Power was supplied by two General Electric T700-GE-700 modular turboshaft engines, rated at 1,622 shaft horsepower at 20,900 r.p.m. Np, at Sea Level under standard atmospheric conditions. The T700 has a 5-stage axial-flow, 1-stage centrifugal-flow compressor, with a 2-stage axial-flow gas producer and 2-stage axial-flow power turbine. The T700 is 3 feet, 11 inches (1.194 meters) long, 2 feet, 1 inch (0.635 meters) in diameter and weighs 437 pounds (198 kilograms). The helicopter’s main transmission was designed for 2,828 horsepower. The engines are derated to the transmission limit.
The YUH-60A had a cruise speed of 147 knots (169 miles per hour/272 kilometers per hour) at 4,000 feet (1,219 meters) and 95 °F. (35 °C.). It could climb at 450 feet per minute (2.29 meters per second) at the same altitude and air temperature.
73-21650 crashed into the Housatonic River near the Stratford plant at 9:10 a.m., Friday, 19 May 1978, killing all three Sikorsky employees on board, pilots Albert M. King, Jr., John J. Pasquarello, and flight engineer John Marshall.
During routine maintenance an airspeed sensor for the all-flying tailplane had been disconnected. As the Black Hawk transitioned from hover to forward flight, the all-flying tailplane remained in the hover position and forced the helicopter’s nose to pitch down to the point that recovery was impossible.
The Black Hawk has been in production since 1978. More than 4,000 of the helicopters have been built and the type has been continuously improved. The current production model is the UH-60M.
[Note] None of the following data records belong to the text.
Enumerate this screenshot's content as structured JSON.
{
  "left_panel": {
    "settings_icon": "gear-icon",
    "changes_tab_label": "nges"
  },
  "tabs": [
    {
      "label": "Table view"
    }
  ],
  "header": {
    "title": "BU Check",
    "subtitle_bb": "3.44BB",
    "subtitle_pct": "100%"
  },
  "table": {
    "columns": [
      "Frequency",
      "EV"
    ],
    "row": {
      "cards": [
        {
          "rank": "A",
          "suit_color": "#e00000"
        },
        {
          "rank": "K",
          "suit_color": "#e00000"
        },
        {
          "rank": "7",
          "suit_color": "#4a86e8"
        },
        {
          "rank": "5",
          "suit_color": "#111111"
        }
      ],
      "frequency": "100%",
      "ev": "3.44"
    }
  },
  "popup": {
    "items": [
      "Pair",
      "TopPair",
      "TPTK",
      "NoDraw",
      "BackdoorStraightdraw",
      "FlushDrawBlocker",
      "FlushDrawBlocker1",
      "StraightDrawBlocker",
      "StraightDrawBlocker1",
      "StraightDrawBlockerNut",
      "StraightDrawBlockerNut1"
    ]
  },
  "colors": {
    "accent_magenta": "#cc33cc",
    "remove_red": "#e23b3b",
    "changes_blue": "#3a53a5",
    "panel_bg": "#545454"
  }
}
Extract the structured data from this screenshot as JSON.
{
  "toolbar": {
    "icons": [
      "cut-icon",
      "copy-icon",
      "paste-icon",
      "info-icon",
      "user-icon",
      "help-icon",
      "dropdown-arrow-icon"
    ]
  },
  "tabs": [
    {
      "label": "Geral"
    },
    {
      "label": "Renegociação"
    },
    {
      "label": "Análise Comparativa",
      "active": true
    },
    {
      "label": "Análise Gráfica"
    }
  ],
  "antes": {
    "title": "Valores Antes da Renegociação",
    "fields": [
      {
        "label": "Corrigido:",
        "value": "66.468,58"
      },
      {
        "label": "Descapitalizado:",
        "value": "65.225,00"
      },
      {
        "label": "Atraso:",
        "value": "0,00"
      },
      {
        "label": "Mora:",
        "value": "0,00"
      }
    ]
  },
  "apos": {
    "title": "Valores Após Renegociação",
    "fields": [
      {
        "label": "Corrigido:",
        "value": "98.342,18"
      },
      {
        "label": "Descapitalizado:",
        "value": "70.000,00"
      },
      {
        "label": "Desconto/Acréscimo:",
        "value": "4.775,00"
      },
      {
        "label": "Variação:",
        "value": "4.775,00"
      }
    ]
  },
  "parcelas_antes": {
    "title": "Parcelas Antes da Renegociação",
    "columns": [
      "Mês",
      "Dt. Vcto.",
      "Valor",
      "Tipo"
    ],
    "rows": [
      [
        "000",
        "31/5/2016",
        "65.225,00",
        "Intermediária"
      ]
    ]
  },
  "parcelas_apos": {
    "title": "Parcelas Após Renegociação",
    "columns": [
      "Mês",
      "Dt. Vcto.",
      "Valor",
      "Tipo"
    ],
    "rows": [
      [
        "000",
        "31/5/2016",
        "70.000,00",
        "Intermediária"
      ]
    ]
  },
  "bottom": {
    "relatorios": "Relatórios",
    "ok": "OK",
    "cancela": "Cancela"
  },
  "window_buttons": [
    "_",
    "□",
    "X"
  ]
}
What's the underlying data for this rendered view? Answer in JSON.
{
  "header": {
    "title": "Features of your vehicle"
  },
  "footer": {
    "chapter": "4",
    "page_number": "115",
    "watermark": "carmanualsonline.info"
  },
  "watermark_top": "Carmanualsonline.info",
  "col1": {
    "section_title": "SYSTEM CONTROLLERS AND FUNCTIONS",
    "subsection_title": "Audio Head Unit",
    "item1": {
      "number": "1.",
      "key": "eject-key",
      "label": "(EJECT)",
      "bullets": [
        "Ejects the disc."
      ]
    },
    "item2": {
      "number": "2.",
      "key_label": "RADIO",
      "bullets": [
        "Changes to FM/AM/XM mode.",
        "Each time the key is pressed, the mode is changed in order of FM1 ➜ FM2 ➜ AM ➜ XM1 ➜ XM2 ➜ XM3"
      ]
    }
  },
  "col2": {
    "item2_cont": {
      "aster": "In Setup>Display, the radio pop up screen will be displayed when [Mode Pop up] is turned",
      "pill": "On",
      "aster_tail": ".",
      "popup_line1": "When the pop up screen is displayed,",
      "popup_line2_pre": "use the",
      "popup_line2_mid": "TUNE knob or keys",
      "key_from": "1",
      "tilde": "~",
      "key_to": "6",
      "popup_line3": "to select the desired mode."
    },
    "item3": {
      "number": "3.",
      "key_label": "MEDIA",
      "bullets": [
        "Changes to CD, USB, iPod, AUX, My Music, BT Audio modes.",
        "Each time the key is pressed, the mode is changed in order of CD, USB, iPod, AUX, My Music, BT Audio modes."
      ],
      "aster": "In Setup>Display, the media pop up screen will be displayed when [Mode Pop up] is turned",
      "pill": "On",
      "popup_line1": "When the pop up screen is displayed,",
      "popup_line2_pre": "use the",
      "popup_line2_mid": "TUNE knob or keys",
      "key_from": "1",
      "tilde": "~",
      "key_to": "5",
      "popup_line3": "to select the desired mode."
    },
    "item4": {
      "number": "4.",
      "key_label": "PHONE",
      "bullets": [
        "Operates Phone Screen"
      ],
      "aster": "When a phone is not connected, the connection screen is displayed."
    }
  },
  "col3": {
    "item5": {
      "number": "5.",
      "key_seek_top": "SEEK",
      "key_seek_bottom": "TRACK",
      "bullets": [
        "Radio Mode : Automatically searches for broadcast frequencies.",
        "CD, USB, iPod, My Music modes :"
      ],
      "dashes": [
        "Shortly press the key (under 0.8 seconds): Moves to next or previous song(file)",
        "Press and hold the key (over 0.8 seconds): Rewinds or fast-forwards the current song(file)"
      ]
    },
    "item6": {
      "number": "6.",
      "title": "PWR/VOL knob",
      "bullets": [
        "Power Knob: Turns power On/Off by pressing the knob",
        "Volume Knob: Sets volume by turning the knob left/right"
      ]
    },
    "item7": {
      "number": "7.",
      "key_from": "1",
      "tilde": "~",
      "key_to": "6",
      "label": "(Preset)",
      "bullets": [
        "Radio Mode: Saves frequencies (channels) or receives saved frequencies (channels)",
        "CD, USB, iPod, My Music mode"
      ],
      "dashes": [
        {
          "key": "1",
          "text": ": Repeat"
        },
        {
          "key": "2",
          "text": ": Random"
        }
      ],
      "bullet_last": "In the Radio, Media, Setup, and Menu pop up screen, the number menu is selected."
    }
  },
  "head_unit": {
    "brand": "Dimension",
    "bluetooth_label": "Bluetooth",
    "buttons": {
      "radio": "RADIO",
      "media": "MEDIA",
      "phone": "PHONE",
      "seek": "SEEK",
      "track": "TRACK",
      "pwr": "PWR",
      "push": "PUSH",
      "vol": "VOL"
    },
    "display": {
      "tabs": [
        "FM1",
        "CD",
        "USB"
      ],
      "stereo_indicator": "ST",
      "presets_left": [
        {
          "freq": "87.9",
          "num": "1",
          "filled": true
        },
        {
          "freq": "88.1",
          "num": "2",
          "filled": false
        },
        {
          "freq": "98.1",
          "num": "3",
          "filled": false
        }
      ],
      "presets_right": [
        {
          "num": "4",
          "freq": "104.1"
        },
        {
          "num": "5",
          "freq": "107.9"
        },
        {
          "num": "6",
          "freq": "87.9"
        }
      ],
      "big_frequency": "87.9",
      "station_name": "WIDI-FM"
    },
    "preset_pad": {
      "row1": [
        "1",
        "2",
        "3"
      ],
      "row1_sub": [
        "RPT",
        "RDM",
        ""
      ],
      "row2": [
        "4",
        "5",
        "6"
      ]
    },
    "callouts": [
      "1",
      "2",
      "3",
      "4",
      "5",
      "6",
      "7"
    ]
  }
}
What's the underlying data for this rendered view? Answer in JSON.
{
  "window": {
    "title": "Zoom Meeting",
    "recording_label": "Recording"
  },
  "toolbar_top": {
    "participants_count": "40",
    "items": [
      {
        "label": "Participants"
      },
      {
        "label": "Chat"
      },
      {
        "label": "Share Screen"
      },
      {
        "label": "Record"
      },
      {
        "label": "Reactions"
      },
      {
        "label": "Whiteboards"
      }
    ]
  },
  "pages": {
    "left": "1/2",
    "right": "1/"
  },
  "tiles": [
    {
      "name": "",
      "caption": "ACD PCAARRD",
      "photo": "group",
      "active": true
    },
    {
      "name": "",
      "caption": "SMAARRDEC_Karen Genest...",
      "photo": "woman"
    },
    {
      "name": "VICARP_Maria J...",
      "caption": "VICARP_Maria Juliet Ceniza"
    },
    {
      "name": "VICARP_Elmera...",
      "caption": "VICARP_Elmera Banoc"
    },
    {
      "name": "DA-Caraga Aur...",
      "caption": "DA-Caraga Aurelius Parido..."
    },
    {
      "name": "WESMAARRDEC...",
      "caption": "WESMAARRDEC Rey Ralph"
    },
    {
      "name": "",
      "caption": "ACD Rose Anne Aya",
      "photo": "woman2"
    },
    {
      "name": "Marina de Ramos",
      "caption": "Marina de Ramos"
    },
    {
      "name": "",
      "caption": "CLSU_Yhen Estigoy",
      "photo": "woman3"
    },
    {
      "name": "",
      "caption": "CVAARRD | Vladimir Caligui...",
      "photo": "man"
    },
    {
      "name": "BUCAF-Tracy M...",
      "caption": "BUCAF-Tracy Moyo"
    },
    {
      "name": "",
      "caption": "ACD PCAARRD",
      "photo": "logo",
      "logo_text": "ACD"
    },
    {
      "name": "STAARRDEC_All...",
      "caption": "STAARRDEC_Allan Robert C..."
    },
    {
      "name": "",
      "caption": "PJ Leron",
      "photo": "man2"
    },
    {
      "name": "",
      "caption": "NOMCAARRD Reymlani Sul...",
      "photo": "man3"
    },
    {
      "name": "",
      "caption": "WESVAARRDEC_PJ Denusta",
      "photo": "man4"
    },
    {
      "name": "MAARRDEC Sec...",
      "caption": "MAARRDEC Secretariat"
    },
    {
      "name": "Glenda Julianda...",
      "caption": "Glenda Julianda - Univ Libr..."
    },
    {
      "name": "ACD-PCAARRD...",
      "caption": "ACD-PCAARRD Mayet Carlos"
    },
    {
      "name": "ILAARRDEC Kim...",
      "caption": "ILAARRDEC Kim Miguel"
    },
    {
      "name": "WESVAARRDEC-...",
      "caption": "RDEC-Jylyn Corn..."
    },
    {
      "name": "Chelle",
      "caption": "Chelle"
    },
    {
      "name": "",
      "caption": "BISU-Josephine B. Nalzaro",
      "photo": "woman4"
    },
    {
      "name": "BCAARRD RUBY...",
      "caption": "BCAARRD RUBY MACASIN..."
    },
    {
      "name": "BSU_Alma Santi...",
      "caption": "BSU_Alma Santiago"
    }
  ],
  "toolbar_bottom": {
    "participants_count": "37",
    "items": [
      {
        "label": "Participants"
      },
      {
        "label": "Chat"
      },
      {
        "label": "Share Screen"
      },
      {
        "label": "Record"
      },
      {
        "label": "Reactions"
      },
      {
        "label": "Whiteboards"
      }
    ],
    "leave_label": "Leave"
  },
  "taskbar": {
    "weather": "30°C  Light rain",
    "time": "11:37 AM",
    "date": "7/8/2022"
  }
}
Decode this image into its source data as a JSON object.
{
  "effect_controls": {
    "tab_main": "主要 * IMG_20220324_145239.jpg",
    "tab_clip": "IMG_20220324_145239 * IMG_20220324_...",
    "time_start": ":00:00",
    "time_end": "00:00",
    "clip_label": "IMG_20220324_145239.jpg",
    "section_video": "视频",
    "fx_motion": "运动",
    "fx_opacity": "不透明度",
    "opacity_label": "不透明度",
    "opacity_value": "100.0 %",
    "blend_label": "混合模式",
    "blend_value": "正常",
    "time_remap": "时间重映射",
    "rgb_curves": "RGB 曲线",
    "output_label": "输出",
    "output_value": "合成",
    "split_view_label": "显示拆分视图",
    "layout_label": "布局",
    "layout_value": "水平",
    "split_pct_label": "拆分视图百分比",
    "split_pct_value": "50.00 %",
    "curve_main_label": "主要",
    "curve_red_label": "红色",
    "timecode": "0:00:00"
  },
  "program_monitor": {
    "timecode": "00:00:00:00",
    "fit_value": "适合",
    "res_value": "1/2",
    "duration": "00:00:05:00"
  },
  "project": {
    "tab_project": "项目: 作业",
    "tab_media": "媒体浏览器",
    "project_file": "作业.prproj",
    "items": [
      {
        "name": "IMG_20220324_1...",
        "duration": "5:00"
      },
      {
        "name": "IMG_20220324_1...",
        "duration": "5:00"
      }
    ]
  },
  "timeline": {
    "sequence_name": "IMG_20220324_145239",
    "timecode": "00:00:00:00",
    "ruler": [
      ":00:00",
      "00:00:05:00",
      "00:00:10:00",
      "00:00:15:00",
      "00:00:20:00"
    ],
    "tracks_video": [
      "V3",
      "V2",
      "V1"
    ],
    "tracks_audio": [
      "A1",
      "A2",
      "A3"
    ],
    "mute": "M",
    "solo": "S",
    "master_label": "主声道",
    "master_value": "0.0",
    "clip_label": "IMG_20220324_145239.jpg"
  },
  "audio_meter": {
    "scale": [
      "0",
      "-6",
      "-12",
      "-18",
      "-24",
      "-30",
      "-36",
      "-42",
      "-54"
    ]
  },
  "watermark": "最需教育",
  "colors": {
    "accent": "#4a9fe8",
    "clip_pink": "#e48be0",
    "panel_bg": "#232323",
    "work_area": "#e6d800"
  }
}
Sikorsky is a Lockheed Martin Company.
© 2018, Bryan R. Swopesby